Cancer-Stricken Inmate Seeks Release Before Death
A dying bank robber, now serving the last 24 months of a 16-year prison sentence, may not fully understand the scope of the pro bono effort that's been organized to help him. But the state's largest law firm is embroiled in an 11th-hour plea to secure his release.
Bernard Mulka, 51, has been weakened from rectal cancer to the point that he is unable to walk on his own. His sister, Lynn Atkinson, wants her brother to have the dignity of dying at home.
"He's never hurt anybody," she said. "I don't think robbing a bank is a nice thing to do, but all I'm saying is, he's dying, let him come home."
For the past three weeks, three pro bono lawyers at Robinson & Cole in Hartford have been working to get Mulka out of prison. They argue that a state law on medical parole was created for this very purpose.
James Wade, one of the Robinson & Cole lawyers, said the law allows dying inmates to be sent home if they have less than six months to live, have not been convicted of a violent crime, and if they are longer a threat to others.
"There is no dispute that Mr. Mulka is a dying man," Wade wrote in a Dec. 30 letter to Erika Tindill, chair of the state Board of Pardons and Paroles. In the letter, Wade indicated the lawyers had been seeking a hearing for two weeks but had received no answer.
"We received another report from [a doctor] stating that Mr. Mulka has terminal, incurable cancer … which is causing him significant pain and suffering and has debilitated him to the point that he is barely able to walk at this time."
Wade added that they "fear that Mr. Mulka will die before his application for medical and/or compassionate parole is decided, or even heard." With that concern at the forefront, Wade said in the letter, he will seek a federal court order and monetary damages if a decision is not made by Jan. 30.
"The continued delays we have encountered, all while Mr. Mulka is dying in prison, is a form of cruel and unusual punishment forbidden by the Eight Amendment to the United States Constitution," Wade wrote.

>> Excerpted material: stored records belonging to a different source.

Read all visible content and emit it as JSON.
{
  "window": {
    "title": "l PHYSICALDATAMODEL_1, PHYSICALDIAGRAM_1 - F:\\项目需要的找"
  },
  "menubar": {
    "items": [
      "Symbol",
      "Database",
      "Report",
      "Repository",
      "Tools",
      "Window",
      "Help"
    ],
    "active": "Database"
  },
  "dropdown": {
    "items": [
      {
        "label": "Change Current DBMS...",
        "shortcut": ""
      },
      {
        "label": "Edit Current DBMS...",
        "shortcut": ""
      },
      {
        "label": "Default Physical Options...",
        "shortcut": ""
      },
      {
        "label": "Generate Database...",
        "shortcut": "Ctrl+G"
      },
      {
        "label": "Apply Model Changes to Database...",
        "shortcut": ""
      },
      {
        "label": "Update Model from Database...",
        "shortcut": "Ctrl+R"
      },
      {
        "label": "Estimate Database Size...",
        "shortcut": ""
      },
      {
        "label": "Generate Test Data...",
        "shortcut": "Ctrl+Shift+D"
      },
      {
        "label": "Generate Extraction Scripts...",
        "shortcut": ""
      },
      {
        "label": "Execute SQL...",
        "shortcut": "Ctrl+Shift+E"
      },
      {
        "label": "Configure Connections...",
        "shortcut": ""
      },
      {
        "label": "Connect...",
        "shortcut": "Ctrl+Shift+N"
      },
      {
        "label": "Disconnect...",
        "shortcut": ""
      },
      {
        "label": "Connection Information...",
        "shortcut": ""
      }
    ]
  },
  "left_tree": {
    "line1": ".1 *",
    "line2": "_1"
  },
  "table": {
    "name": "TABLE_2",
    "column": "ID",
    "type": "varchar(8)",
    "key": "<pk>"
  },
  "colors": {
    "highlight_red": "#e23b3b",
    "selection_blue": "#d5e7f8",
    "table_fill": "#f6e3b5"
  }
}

Medical parole has been around for many years, approved by legislators in Connecticut and other states in the 1980s as the AIDS epidemic led to a mounting number of deaths in prison populations. The federal government and all but a few states now have laws allowing an inmate to be released from prison if death is imminent.